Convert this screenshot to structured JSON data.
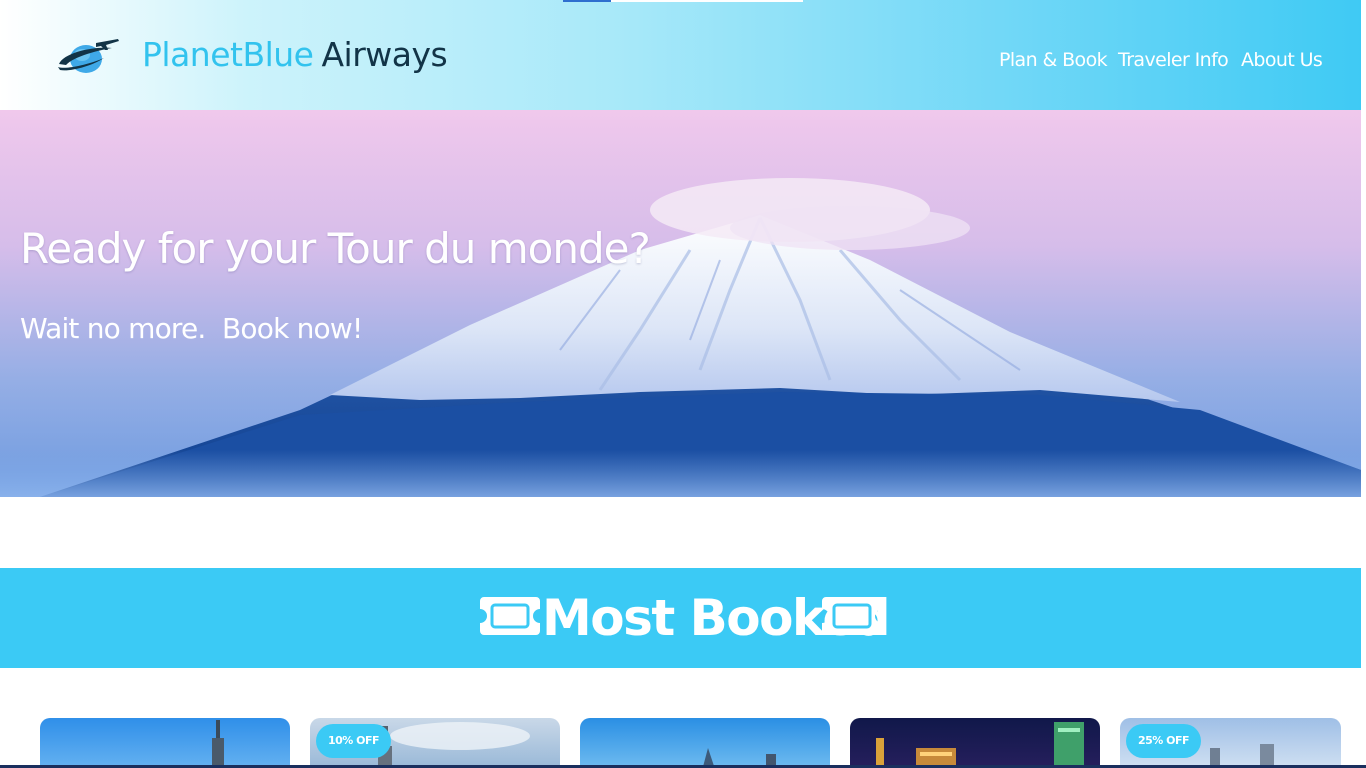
{
  "brand": {
    "name_part1": "PlanetBlue",
    "name_part2": "Airways",
    "logo_icon": "planet-plane-icon"
  },
  "nav": {
    "items": [
      {
        "label": "Plan & Book"
      },
      {
        "label": "Traveler Info"
      },
      {
        "label": "About Us"
      }
    ]
  },
  "hero": {
    "title": "Ready for your Tour du monde?",
    "subtitle": "Wait no more.",
    "cta": "Book now!"
  },
  "most_booked": {
    "title": "Most Booked",
    "icon": "ticket-icon"
  },
  "cards": [
    {
      "badge": ""
    },
    {
      "badge": "10% OFF"
    },
    {
      "badge": ""
    },
    {
      "badge": ""
    },
    {
      "badge": "25% OFF"
    }
  ],
  "colors": {
    "accent": "#3bcaf5",
    "brand_dark": "#123447",
    "hero_deep_blue": "#1e50a0"
  }
}
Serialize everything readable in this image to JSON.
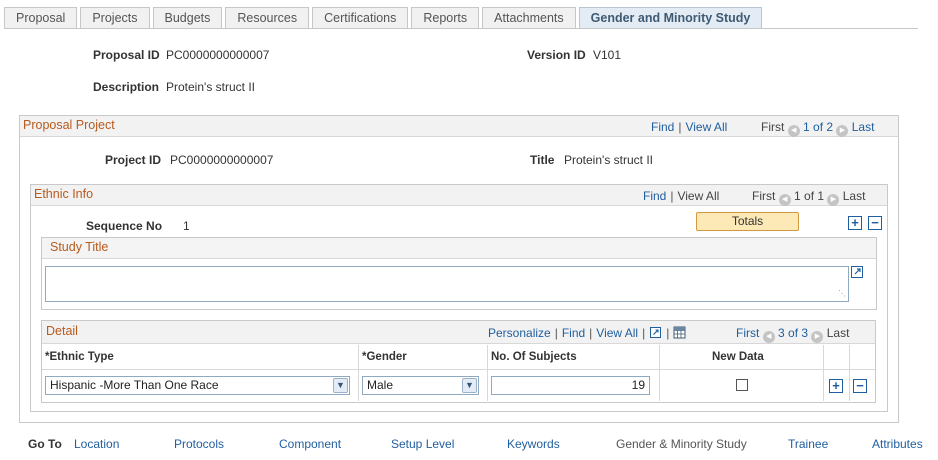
{
  "tabs": [
    {
      "label": "Proposal",
      "active": false
    },
    {
      "label": "Projects",
      "active": false
    },
    {
      "label": "Budgets",
      "active": false
    },
    {
      "label": "Resources",
      "active": false
    },
    {
      "label": "Certifications",
      "active": false
    },
    {
      "label": "Reports",
      "active": false
    },
    {
      "label": "Attachments",
      "active": false
    },
    {
      "label": "Gender and Minority Study",
      "active": true
    }
  ],
  "header": {
    "proposal_id_label": "Proposal ID",
    "proposal_id": "PC0000000000007",
    "version_id_label": "Version ID",
    "version_id": "V101",
    "description_label": "Description",
    "description": "Protein's struct II"
  },
  "proposal_project": {
    "title": "Proposal Project",
    "find": "Find",
    "view_all": "View All",
    "first": "First",
    "range": "1 of 2",
    "last": "Last",
    "project_id_label": "Project ID",
    "project_id": "PC0000000000007",
    "title_label": "Title",
    "title_value": "Protein's struct II"
  },
  "ethnic_info": {
    "title": "Ethnic Info",
    "find": "Find",
    "view_all": "View All",
    "first": "First",
    "range": "1 of 1",
    "last": "Last",
    "sequence_label": "Sequence No",
    "sequence_value": "1",
    "totals_label": "Totals"
  },
  "study_title": {
    "title": "Study Title",
    "value": ""
  },
  "detail": {
    "title": "Detail",
    "personalize": "Personalize",
    "find": "Find",
    "view_all": "View All",
    "first": "First",
    "range": "3 of 3",
    "last": "Last",
    "columns": {
      "ethnic_type": "*Ethnic Type",
      "gender": "*Gender",
      "subjects": "No. Of Subjects",
      "new_data": "New Data"
    },
    "rows": [
      {
        "ethnic_type": "Hispanic -More Than One Race",
        "gender": "Male",
        "subjects": "19",
        "new_data": false
      }
    ]
  },
  "goto": {
    "label": "Go To",
    "links": [
      "Location",
      "Protocols",
      "Component",
      "Setup Level",
      "Keywords",
      "Gender & Minority Study",
      "Trainee",
      "Attributes"
    ]
  },
  "colors": {
    "accent_link": "#1f5e9f",
    "section_title": "#b75a1c",
    "totals_button": "#fde9b6"
  },
  "icons": {
    "first_prev": "circle-left-arrow-icon",
    "next_last": "circle-right-arrow-icon",
    "zoom": "zoom-expand-icon",
    "grid": "grid-download-icon",
    "add": "plus-icon",
    "remove": "minus-icon"
  }
}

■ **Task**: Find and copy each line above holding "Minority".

■ **Answer section**:
      "label": "Gender and Minority Study",
      "Gender & Minority Study",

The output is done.